-- Exercise inputs follows --

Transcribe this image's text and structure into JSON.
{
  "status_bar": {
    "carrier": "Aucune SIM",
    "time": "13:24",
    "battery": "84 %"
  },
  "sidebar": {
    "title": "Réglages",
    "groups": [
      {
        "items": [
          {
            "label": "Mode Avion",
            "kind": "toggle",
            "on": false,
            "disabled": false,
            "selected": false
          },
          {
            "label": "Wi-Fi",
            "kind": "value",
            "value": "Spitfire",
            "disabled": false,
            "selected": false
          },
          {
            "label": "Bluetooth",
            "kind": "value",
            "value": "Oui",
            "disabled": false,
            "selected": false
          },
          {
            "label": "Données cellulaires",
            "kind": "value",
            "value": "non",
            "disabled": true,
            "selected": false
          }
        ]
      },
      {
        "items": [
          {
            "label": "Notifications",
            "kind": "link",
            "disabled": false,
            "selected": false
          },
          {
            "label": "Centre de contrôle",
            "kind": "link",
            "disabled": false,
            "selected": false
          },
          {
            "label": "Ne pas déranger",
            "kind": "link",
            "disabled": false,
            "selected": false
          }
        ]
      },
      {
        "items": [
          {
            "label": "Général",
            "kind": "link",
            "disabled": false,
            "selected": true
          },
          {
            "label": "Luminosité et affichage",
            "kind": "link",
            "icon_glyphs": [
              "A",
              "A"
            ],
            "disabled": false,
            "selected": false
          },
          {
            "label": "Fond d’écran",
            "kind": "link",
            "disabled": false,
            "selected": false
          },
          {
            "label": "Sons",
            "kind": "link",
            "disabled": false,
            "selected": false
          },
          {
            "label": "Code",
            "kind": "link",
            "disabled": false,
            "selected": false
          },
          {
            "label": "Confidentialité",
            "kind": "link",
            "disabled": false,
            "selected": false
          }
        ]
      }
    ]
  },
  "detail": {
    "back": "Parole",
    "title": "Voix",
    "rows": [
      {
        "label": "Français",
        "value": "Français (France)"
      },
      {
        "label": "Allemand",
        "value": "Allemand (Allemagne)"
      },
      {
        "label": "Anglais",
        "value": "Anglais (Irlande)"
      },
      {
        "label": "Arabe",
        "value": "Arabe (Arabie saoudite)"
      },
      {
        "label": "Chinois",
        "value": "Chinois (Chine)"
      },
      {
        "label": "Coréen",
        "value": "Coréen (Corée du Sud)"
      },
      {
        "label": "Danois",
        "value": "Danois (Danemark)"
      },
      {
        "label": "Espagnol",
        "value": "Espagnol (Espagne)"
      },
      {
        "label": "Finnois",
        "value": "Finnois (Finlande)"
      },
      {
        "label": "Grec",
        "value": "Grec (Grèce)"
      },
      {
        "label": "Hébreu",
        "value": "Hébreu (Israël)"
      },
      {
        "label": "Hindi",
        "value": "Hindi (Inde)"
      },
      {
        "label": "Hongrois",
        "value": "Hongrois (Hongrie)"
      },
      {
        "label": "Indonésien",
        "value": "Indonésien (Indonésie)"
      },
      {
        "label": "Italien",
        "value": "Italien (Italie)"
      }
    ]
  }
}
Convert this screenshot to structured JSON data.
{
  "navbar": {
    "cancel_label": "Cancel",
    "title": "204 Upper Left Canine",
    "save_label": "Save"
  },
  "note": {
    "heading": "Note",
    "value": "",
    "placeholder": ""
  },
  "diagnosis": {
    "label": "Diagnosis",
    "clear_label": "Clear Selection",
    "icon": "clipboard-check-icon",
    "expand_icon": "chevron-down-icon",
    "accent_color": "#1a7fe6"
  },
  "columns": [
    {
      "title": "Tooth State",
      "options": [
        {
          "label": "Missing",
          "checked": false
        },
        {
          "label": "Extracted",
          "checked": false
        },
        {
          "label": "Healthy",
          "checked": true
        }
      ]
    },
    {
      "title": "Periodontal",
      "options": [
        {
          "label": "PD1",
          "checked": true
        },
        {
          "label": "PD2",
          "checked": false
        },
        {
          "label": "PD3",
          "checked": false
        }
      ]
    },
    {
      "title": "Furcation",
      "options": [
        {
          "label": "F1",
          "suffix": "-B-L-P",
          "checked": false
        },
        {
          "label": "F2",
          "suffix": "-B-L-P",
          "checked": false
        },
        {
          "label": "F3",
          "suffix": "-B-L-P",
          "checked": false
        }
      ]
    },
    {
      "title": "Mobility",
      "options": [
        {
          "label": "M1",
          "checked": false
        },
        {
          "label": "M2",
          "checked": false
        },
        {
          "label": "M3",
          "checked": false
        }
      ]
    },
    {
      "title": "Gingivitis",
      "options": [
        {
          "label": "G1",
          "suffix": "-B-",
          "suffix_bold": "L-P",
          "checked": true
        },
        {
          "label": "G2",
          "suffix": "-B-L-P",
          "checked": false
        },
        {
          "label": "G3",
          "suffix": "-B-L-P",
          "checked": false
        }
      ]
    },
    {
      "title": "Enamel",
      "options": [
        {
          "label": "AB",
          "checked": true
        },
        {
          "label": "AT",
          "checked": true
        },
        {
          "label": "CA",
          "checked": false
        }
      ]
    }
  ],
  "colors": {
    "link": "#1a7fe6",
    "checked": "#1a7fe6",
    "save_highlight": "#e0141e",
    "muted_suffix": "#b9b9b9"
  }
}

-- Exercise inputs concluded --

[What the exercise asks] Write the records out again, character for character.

[Response]
Transcribe this image's text and structure into JSON.
{
  "status_bar": {
    "carrier": "Aucune SIM",
    "time": "13:24",
    "battery": "84 %"
  },
  "sidebar": {
    "title": "Réglages",
    "groups": [
      {
        "items": [
          {
            "label": "Mode Avion",
            "kind": "toggle",
            "on": false,
            "disabled": false,
            "selected": false
          },
          {
            "label": "Wi-Fi",
            "kind": "value",
            "value": "Spitfire",
            "disabled": false,
            "selected": false
          },
          {
            "label": "Bluetooth",
            "kind": "value",
            "value": "Oui",
            "disabled": false,
            "selected": false
          },
          {
            "label": "Données cellulaires",
            "kind": "value",
            "value": "non",
            "disabled": true,
            "selected": false
          }
        ]
      },
      {
        "items": [
          {
            "label": "Notifications",
            "kind": "link",
            "disabled": false,
            "selected": false
          },
          {
            "label": "Centre de contrôle",
            "kind": "link",
            "disabled": false,
            "selected": false
          },
          {
            "label": "Ne pas déranger",
            "kind": "link",
            "disabled": false,
            "selected": false
          }
        ]
      },
      {
        "items": [
          {
            "label": "Général",
            "kind": "link",
            "disabled": false,
            "selected": true
          },
          {
            "label": "Luminosité et affichage",
            "kind": "link",
            "icon_glyphs": [
              "A",
              "A"
            ],
            "disabled": false,
            "selected": false
          },
          {
            "label": "Fond d’écran",
            "kind": "link",
            "disabled": false,
            "selected": false
          },
          {
            "label": "Sons",
            "kind": "link",
            "disabled": false,
            "selected": false
          },
          {
            "label": "Code",
            "kind": "link",
            "disabled": false,
            "selected": false
          },
          {
            "label": "Confidentialité",
            "kind": "link",
            "disabled": false,
            "selected": false
          }
        ]
      }
    ]
  },
  "detail": {
    "back": "Parole",
    "title": "Voix",
    "rows": [
      {
        "label": "Français",
        "value": "Français (France)"
      },
      {
        "label": "Allemand",
        "value": "Allemand (Allemagne)"
      },
      {
        "label": "Anglais",
        "value": "Anglais (Irlande)"
      },
      {
        "label": "Arabe",
        "value": "Arabe (Arabie saoudite)"
      },
      {
        "label": "Chinois",
        "value": "Chinois (Chine)"
      },
      {
        "label": "Coréen",
        "value": "Coréen (Corée du Sud)"
      },
      {
        "label": "Danois",
        "value": "Danois (Danemark)"
      },
      {
        "label": "Espagnol",
        "value": "Espagnol (Espagne)"
      },
      {
        "label": "Finnois",
        "value": "Finnois (Finlande)"
      },
      {
        "label": "Grec",
        "value": "Grec (Grèce)"
      },
      {
        "label": "Hébreu",
        "value": "Hébreu (Israël)"
      },
      {
        "label": "Hindi",
        "value": "Hindi (Inde)"
      },
      {
        "label": "Hongrois",
        "value": "Hongrois (Hongrie)"
      },
      {
        "label": "Indonésien",
        "value": "Indonésien (Indonésie)"
      },
      {
        "label": "Italien",
        "value": "Italien (Italie)"
      }
    ]
  }
}
Convert this screenshot to structured JSON data.
{
  "navbar": {
    "cancel_label": "Cancel",
    "title": "204 Upper Left Canine",
    "save_label": "Save"
  },
  "note": {
    "heading": "Note",
    "value": "",
    "placeholder": ""
  },
  "diagnosis": {
    "label": "Diagnosis",
    "clear_label": "Clear Selection",
    "icon": "clipboard-check-icon",
    "expand_icon": "chevron-down-icon",
    "accent_color": "#1a7fe6"
  },
  "columns": [
    {
      "title": "Tooth State",
      "options": [
        {
          "label": "Missing",
          "checked": false
        },
        {
          "label": "Extracted",
          "checked": false
        },
        {
          "label": "Healthy",
          "checked": true
        }
      ]
    },
    {
      "title": "Periodontal",
      "options": [
        {
          "label": "PD1",
          "checked": true
        },
        {
          "label": "PD2",
          "checked": false
        },
        {
          "label": "PD3",
          "checked": false
        }
      ]
    },
    {
      "title": "Furcation",
      "options": [
        {
          "label": "F1",
          "suffix": "-B-L-P",
          "checked": false
        },
        {
          "label": "F2",
          "suffix": "-B-L-P",
          "checked": false
        },
        {
          "label": "F3",
          "suffix": "-B-L-P",
          "checked": false
        }
      ]
    },
    {
      "title": "Mobility",
      "options": [
        {
          "label": "M1",
          "checked": false
        },
        {
          "label": "M2",
          "checked": false
        },
        {
          "label": "M3",
          "checked": false
        }
      ]
    },
    {
      "title": "Gingivitis",
      "options": [
        {
          "label": "G1",
          "suffix": "-B-",
          "suffix_bold": "L-P",
          "checked": true
        },
        {
          "label": "G2",
          "suffix": "-B-L-P",
          "checked": false
        },
        {
          "label": "G3",
          "suffix": "-B-L-P",
          "checked": false
        }
      ]
    },
    {
      "title": "Enamel",
      "options": [
        {
          "label": "AB",
          "checked": true
        },
        {
          "label": "AT",
          "checked": true
        },
        {
          "label": "CA",
          "checked": false
        }
      ]
    }
  ],
  "colors": {
    "link": "#1a7fe6",
    "checked": "#1a7fe6",
    "save_highlight": "#e0141e",
    "muted_suffix": "#b9b9b9"
  }
}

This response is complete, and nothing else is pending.